(TASK STATEMENT): Which lines of the data contain the string "outline"? Copy every one of them.

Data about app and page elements
··········

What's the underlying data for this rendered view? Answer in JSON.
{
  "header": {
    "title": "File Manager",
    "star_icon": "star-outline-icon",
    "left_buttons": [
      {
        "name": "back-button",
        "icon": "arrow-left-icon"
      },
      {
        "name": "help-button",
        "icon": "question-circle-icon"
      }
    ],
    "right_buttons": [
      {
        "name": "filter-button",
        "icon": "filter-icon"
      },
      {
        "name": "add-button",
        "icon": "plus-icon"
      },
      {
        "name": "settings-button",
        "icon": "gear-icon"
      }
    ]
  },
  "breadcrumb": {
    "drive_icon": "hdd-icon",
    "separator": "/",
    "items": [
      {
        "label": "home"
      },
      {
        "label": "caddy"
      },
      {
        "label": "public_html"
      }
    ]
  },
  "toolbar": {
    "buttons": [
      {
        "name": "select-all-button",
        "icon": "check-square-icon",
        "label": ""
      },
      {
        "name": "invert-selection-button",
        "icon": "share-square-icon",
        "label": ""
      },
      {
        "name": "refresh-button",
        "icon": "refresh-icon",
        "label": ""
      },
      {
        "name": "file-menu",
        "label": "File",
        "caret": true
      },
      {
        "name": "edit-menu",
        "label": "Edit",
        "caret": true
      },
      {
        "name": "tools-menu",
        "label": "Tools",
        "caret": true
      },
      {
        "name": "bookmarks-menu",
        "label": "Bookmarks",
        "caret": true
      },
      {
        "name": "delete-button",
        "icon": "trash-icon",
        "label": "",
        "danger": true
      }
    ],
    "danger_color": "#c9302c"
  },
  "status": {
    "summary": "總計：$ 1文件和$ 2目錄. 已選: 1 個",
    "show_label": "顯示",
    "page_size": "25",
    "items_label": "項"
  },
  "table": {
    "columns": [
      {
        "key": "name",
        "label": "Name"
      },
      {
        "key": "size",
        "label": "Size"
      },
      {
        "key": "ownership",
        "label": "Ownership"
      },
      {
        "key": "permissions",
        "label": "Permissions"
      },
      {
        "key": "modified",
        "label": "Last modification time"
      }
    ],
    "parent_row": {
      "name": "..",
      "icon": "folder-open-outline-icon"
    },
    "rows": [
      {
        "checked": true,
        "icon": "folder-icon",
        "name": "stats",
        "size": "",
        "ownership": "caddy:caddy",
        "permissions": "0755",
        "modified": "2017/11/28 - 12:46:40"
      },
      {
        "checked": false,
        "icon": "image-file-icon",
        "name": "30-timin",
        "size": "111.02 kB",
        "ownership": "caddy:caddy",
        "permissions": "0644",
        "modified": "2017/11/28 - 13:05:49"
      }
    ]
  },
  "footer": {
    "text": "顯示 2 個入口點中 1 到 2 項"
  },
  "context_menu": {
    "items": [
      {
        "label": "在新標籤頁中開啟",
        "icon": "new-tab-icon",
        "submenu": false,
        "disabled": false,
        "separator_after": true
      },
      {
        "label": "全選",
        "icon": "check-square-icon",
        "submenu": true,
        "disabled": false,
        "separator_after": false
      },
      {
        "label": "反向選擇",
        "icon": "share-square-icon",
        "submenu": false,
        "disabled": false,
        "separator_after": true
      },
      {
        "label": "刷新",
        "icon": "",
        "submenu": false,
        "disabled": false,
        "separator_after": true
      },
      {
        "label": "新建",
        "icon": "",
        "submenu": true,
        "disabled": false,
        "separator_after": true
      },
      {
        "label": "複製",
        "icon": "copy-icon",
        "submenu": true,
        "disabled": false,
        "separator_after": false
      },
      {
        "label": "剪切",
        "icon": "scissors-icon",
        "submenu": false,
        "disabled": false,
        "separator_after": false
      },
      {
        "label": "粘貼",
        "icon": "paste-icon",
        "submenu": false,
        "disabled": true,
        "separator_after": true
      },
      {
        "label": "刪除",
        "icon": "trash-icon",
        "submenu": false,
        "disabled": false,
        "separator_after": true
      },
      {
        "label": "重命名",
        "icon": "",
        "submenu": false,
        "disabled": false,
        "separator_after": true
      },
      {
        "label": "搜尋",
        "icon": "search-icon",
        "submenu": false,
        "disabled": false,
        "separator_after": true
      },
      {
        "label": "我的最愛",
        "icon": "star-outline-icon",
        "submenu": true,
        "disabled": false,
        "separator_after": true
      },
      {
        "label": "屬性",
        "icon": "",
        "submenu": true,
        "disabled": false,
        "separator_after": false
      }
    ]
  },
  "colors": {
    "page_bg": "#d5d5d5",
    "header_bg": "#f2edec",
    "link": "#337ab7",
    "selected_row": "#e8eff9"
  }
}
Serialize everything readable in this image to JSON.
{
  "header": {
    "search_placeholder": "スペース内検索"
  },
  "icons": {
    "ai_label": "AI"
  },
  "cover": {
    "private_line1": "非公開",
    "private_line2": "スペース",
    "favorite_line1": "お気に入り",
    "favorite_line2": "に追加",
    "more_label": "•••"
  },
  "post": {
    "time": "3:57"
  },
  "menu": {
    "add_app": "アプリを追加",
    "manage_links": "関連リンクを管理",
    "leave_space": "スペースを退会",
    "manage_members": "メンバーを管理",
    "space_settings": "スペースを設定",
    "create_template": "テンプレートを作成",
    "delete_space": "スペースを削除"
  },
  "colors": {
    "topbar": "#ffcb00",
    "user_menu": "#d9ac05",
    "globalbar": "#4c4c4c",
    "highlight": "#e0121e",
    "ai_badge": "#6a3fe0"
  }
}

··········

(SOLUTION TO THIS EXERCISE):
    "star_icon": "star-outline-icon",
      "icon": "folder-open-outline-icon"
        "icon": "star-outline-icon",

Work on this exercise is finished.